→ **Records**

+++

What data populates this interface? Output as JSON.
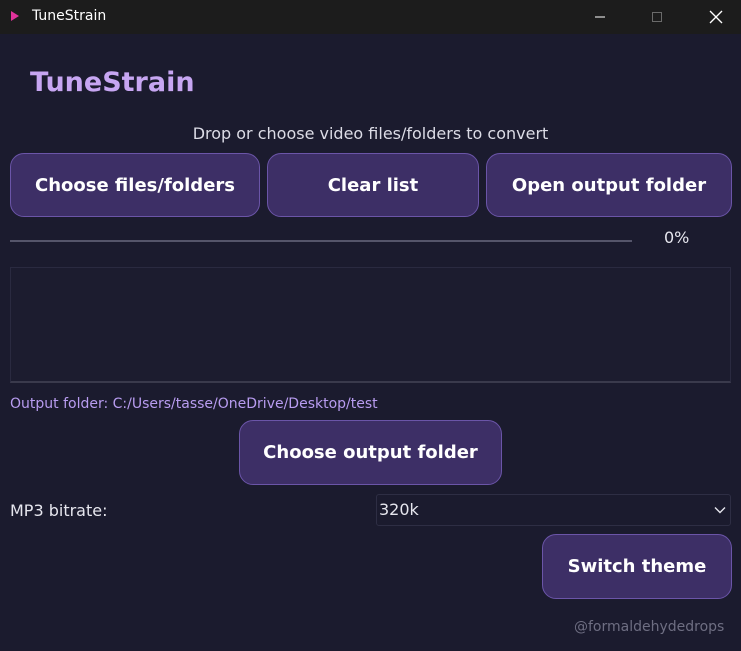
{
  "window": {
    "title": "TuneStrain",
    "app_icon": "play-icon",
    "controls": [
      "minimize-icon",
      "maximize-icon",
      "close-icon"
    ]
  },
  "app": {
    "title": "TuneStrain",
    "hint": "Drop or choose video files/folders to convert"
  },
  "buttons": {
    "choose_files": "Choose files/folders",
    "clear_list": "Clear list",
    "open_output": "Open output folder",
    "choose_output": "Choose output folder",
    "switch_theme": "Switch theme"
  },
  "progress": {
    "value": 0,
    "text": "0%"
  },
  "file_list": [],
  "output": {
    "label": "Output folder: C:/Users/tasse/OneDrive/Desktop/test"
  },
  "bitrate": {
    "label": "MP3 bitrate:",
    "selected": "320k"
  },
  "credit": "@formaldehydedrops",
  "colors": {
    "background": "#1b1b2e",
    "accent": "#c7a6f2",
    "button_bg": "#3d2f66",
    "button_border": "#6b55a8",
    "titlebar": "#1c1c1c",
    "app_icon": "#e0329b"
  }
}
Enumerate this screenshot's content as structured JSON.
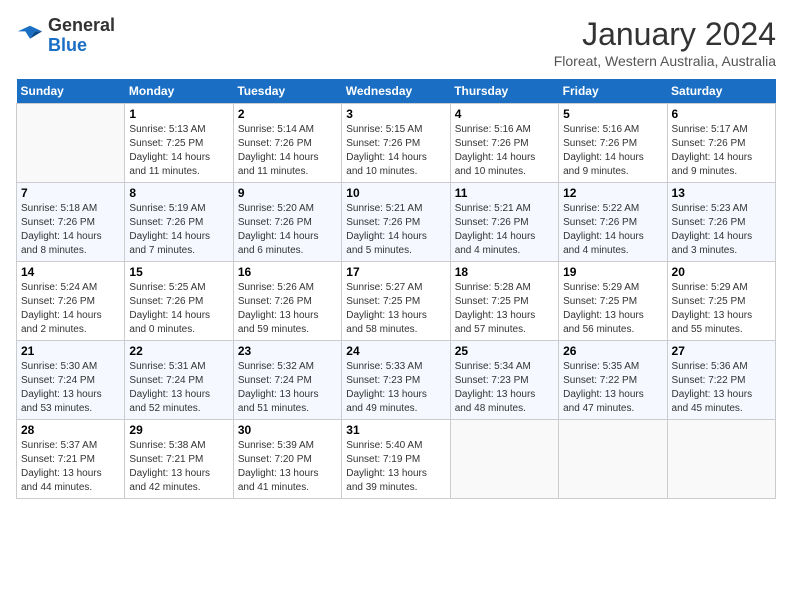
{
  "header": {
    "logo_general": "General",
    "logo_blue": "Blue",
    "month_year": "January 2024",
    "location": "Floreat, Western Australia, Australia"
  },
  "calendar": {
    "days_of_week": [
      "Sunday",
      "Monday",
      "Tuesday",
      "Wednesday",
      "Thursday",
      "Friday",
      "Saturday"
    ],
    "weeks": [
      [
        {
          "day": "",
          "info": ""
        },
        {
          "day": "1",
          "info": "Sunrise: 5:13 AM\nSunset: 7:25 PM\nDaylight: 14 hours\nand 11 minutes."
        },
        {
          "day": "2",
          "info": "Sunrise: 5:14 AM\nSunset: 7:26 PM\nDaylight: 14 hours\nand 11 minutes."
        },
        {
          "day": "3",
          "info": "Sunrise: 5:15 AM\nSunset: 7:26 PM\nDaylight: 14 hours\nand 10 minutes."
        },
        {
          "day": "4",
          "info": "Sunrise: 5:16 AM\nSunset: 7:26 PM\nDaylight: 14 hours\nand 10 minutes."
        },
        {
          "day": "5",
          "info": "Sunrise: 5:16 AM\nSunset: 7:26 PM\nDaylight: 14 hours\nand 9 minutes."
        },
        {
          "day": "6",
          "info": "Sunrise: 5:17 AM\nSunset: 7:26 PM\nDaylight: 14 hours\nand 9 minutes."
        }
      ],
      [
        {
          "day": "7",
          "info": "Sunrise: 5:18 AM\nSunset: 7:26 PM\nDaylight: 14 hours\nand 8 minutes."
        },
        {
          "day": "8",
          "info": "Sunrise: 5:19 AM\nSunset: 7:26 PM\nDaylight: 14 hours\nand 7 minutes."
        },
        {
          "day": "9",
          "info": "Sunrise: 5:20 AM\nSunset: 7:26 PM\nDaylight: 14 hours\nand 6 minutes."
        },
        {
          "day": "10",
          "info": "Sunrise: 5:21 AM\nSunset: 7:26 PM\nDaylight: 14 hours\nand 5 minutes."
        },
        {
          "day": "11",
          "info": "Sunrise: 5:21 AM\nSunset: 7:26 PM\nDaylight: 14 hours\nand 4 minutes."
        },
        {
          "day": "12",
          "info": "Sunrise: 5:22 AM\nSunset: 7:26 PM\nDaylight: 14 hours\nand 4 minutes."
        },
        {
          "day": "13",
          "info": "Sunrise: 5:23 AM\nSunset: 7:26 PM\nDaylight: 14 hours\nand 3 minutes."
        }
      ],
      [
        {
          "day": "14",
          "info": "Sunrise: 5:24 AM\nSunset: 7:26 PM\nDaylight: 14 hours\nand 2 minutes."
        },
        {
          "day": "15",
          "info": "Sunrise: 5:25 AM\nSunset: 7:26 PM\nDaylight: 14 hours\nand 0 minutes."
        },
        {
          "day": "16",
          "info": "Sunrise: 5:26 AM\nSunset: 7:26 PM\nDaylight: 13 hours\nand 59 minutes."
        },
        {
          "day": "17",
          "info": "Sunrise: 5:27 AM\nSunset: 7:25 PM\nDaylight: 13 hours\nand 58 minutes."
        },
        {
          "day": "18",
          "info": "Sunrise: 5:28 AM\nSunset: 7:25 PM\nDaylight: 13 hours\nand 57 minutes."
        },
        {
          "day": "19",
          "info": "Sunrise: 5:29 AM\nSunset: 7:25 PM\nDaylight: 13 hours\nand 56 minutes."
        },
        {
          "day": "20",
          "info": "Sunrise: 5:29 AM\nSunset: 7:25 PM\nDaylight: 13 hours\nand 55 minutes."
        }
      ],
      [
        {
          "day": "21",
          "info": "Sunrise: 5:30 AM\nSunset: 7:24 PM\nDaylight: 13 hours\nand 53 minutes."
        },
        {
          "day": "22",
          "info": "Sunrise: 5:31 AM\nSunset: 7:24 PM\nDaylight: 13 hours\nand 52 minutes."
        },
        {
          "day": "23",
          "info": "Sunrise: 5:32 AM\nSunset: 7:24 PM\nDaylight: 13 hours\nand 51 minutes."
        },
        {
          "day": "24",
          "info": "Sunrise: 5:33 AM\nSunset: 7:23 PM\nDaylight: 13 hours\nand 49 minutes."
        },
        {
          "day": "25",
          "info": "Sunrise: 5:34 AM\nSunset: 7:23 PM\nDaylight: 13 hours\nand 48 minutes."
        },
        {
          "day": "26",
          "info": "Sunrise: 5:35 AM\nSunset: 7:22 PM\nDaylight: 13 hours\nand 47 minutes."
        },
        {
          "day": "27",
          "info": "Sunrise: 5:36 AM\nSunset: 7:22 PM\nDaylight: 13 hours\nand 45 minutes."
        }
      ],
      [
        {
          "day": "28",
          "info": "Sunrise: 5:37 AM\nSunset: 7:21 PM\nDaylight: 13 hours\nand 44 minutes."
        },
        {
          "day": "29",
          "info": "Sunrise: 5:38 AM\nSunset: 7:21 PM\nDaylight: 13 hours\nand 42 minutes."
        },
        {
          "day": "30",
          "info": "Sunrise: 5:39 AM\nSunset: 7:20 PM\nDaylight: 13 hours\nand 41 minutes."
        },
        {
          "day": "31",
          "info": "Sunrise: 5:40 AM\nSunset: 7:19 PM\nDaylight: 13 hours\nand 39 minutes."
        },
        {
          "day": "",
          "info": ""
        },
        {
          "day": "",
          "info": ""
        },
        {
          "day": "",
          "info": ""
        }
      ]
    ]
  }
}
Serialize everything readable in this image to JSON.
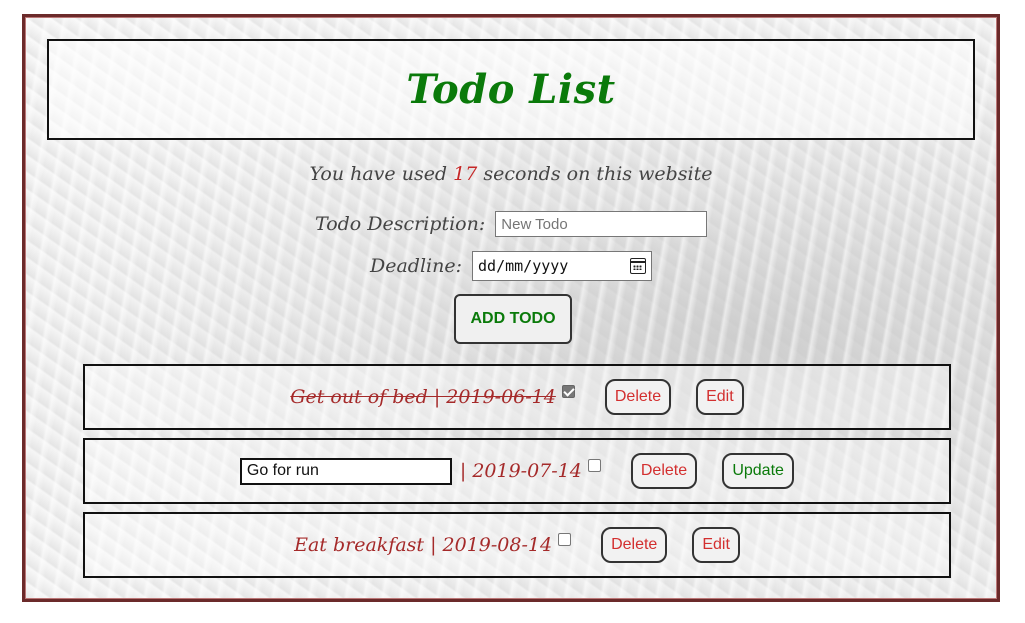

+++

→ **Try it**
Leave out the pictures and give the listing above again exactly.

→ **Response area**
What data populates this interface? Output as JSON.
{
  "window": {
    "title": "TuneStrain",
    "app_icon": "play-icon",
    "controls": [
      "minimize-icon",
      "maximize-icon",
      "close-icon"
    ]
  },
  "app": {
    "title": "TuneStrain",
    "hint": "Drop or choose video files/folders to convert"
  },
  "buttons": {
    "choose_files": "Choose files/folders",
    "clear_list": "Clear list",
    "open_output": "Open output folder",
    "choose_output": "Choose output folder",
    "switch_theme": "Switch theme"
  },
  "progress": {
    "value": 0,
    "text": "0%"
  },
  "file_list": [],
  "output": {
    "label": "Output folder: C:/Users/tasse/OneDrive/Desktop/test"
  },
  "bitrate": {
    "label": "MP3 bitrate:",
    "selected": "320k"
  },
  "credit": "@formaldehydedrops",
  "colors": {
    "background": "#1b1b2e",
    "accent": "#c7a6f2",
    "button_bg": "#3d2f66",
    "button_border": "#6b55a8",
    "titlebar": "#1c1c1c",
    "app_icon": "#e0329b"
  }
}
Enumerate this screenshot's content as structured JSON.
{
  "header": {
    "logo_general": "General",
    "logo_blue": "Blue",
    "month_year": "January 2024",
    "location": "Floreat, Western Australia, Australia"
  },
  "calendar": {
    "days_of_week": [
      "Sunday",
      "Monday",
      "Tuesday",
      "Wednesday",
      "Thursday",
      "Friday",
      "Saturday"
    ],
    "weeks": [
      [
        {
          "day": "",
          "info": ""
        },
        {
          "day": "1",
          "info": "Sunrise: 5:13 AM\nSunset: 7:25 PM\nDaylight: 14 hours\nand 11 minutes."
        },
        {
          "day": "2",
          "info": "Sunrise: 5:14 AM\nSunset: 7:26 PM\nDaylight: 14 hours\nand 11 minutes."
        },
        {
          "day": "3",
          "info": "Sunrise: 5:15 AM\nSunset: 7:26 PM\nDaylight: 14 hours\nand 10 minutes."
        },
        {
          "day": "4",
          "info": "Sunrise: 5:16 AM\nSunset: 7:26 PM\nDaylight: 14 hours\nand 10 minutes."
        },
        {
          "day": "5",
          "info": "Sunrise: 5:16 AM\nSunset: 7:26 PM\nDaylight: 14 hours\nand 9 minutes."
        },
        {
          "day": "6",
          "info": "Sunrise: 5:17 AM\nSunset: 7:26 PM\nDaylight: 14 hours\nand 9 minutes."
        }
      ],
      [
        {
          "day": "7",
          "info": "Sunrise: 5:18 AM\nSunset: 7:26 PM\nDaylight: 14 hours\nand 8 minutes."
        },
        {
          "day": "8",
          "info": "Sunrise: 5:19 AM\nSunset: 7:26 PM\nDaylight: 14 hours\nand 7 minutes."
        },
        {
          "day": "9",
          "info": "Sunrise: 5:20 AM\nSunset: 7:26 PM\nDaylight: 14 hours\nand 6 minutes."
        },
        {
          "day": "10",
          "info": "Sunrise: 5:21 AM\nSunset: 7:26 PM\nDaylight: 14 hours\nand 5 minutes."
        },
        {
          "day": "11",
          "info": "Sunrise: 5:21 AM\nSunset: 7:26 PM\nDaylight: 14 hours\nand 4 minutes."
        },
        {
          "day": "12",
          "info": "Sunrise: 5:22 AM\nSunset: 7:26 PM\nDaylight: 14 hours\nand 4 minutes."
        },
        {
          "day": "13",
          "info": "Sunrise: 5:23 AM\nSunset: 7:26 PM\nDaylight: 14 hours\nand 3 minutes."
        }
      ],
      [
        {
          "day": "14",
          "info": "Sunrise: 5:24 AM\nSunset: 7:26 PM\nDaylight: 14 hours\nand 2 minutes."
        },
        {
          "day": "15",
          "info": "Sunrise: 5:25 AM\nSunset: 7:26 PM\nDaylight: 14 hours\nand 0 minutes."
        },
        {
          "day": "16",
          "info": "Sunrise: 5:26 AM\nSunset: 7:26 PM\nDaylight: 13 hours\nand 59 minutes."
        },
        {
          "day": "17",
          "info": "Sunrise: 5:27 AM\nSunset: 7:25 PM\nDaylight: 13 hours\nand 58 minutes."
        },
        {
          "day": "18",
          "info": "Sunrise: 5:28 AM\nSunset: 7:25 PM\nDaylight: 13 hours\nand 57 minutes."
        },
        {
          "day": "19",
          "info": "Sunrise: 5:29 AM\nSunset: 7:25 PM\nDaylight: 13 hours\nand 56 minutes."
        },
        {
          "day": "20",
          "info": "Sunrise: 5:29 AM\nSunset: 7:25 PM\nDaylight: 13 hours\nand 55 minutes."
        }
      ],
      [
        {
          "day": "21",
          "info": "Sunrise: 5:30 AM\nSunset: 7:24 PM\nDaylight: 13 hours\nand 53 minutes."
        },
        {
          "day": "22",
          "info": "Sunrise: 5:31 AM\nSunset: 7:24 PM\nDaylight: 13 hours\nand 52 minutes."
        },
        {
          "day": "23",
          "info": "Sunrise: 5:32 AM\nSunset: 7:24 PM\nDaylight: 13 hours\nand 51 minutes."
        },
        {
          "day": "24",
          "info": "Sunrise: 5:33 AM\nSunset: 7:23 PM\nDaylight: 13 hours\nand 49 minutes."
        },
        {
          "day": "25",
          "info": "Sunrise: 5:34 AM\nSunset: 7:23 PM\nDaylight: 13 hours\nand 48 minutes."
        },
        {
          "day": "26",
          "info": "Sunrise: 5:35 AM\nSunset: 7:22 PM\nDaylight: 13 hours\nand 47 minutes."
        },
        {
          "day": "27",
          "info": "Sunrise: 5:36 AM\nSunset: 7:22 PM\nDaylight: 13 hours\nand 45 minutes."
        }
      ],
      [
        {
          "day": "28",
          "info": "Sunrise: 5:37 AM\nSunset: 7:21 PM\nDaylight: 13 hours\nand 44 minutes."
        },
        {
          "day": "29",
          "info": "Sunrise: 5:38 AM\nSunset: 7:21 PM\nDaylight: 13 hours\nand 42 minutes."
        },
        {
          "day": "30",
          "info": "Sunrise: 5:39 AM\nSunset: 7:20 PM\nDaylight: 13 hours\nand 41 minutes."
        },
        {
          "day": "31",
          "info": "Sunrise: 5:40 AM\nSunset: 7:19 PM\nDaylight: 13 hours\nand 39 minutes."
        },
        {
          "day": "",
          "info": ""
        },
        {
          "day": "",
          "info": ""
        },
        {
          "day": "",
          "info": ""
        }
      ]
    ]
  }
}
Serialize everything readable in this image to JSON.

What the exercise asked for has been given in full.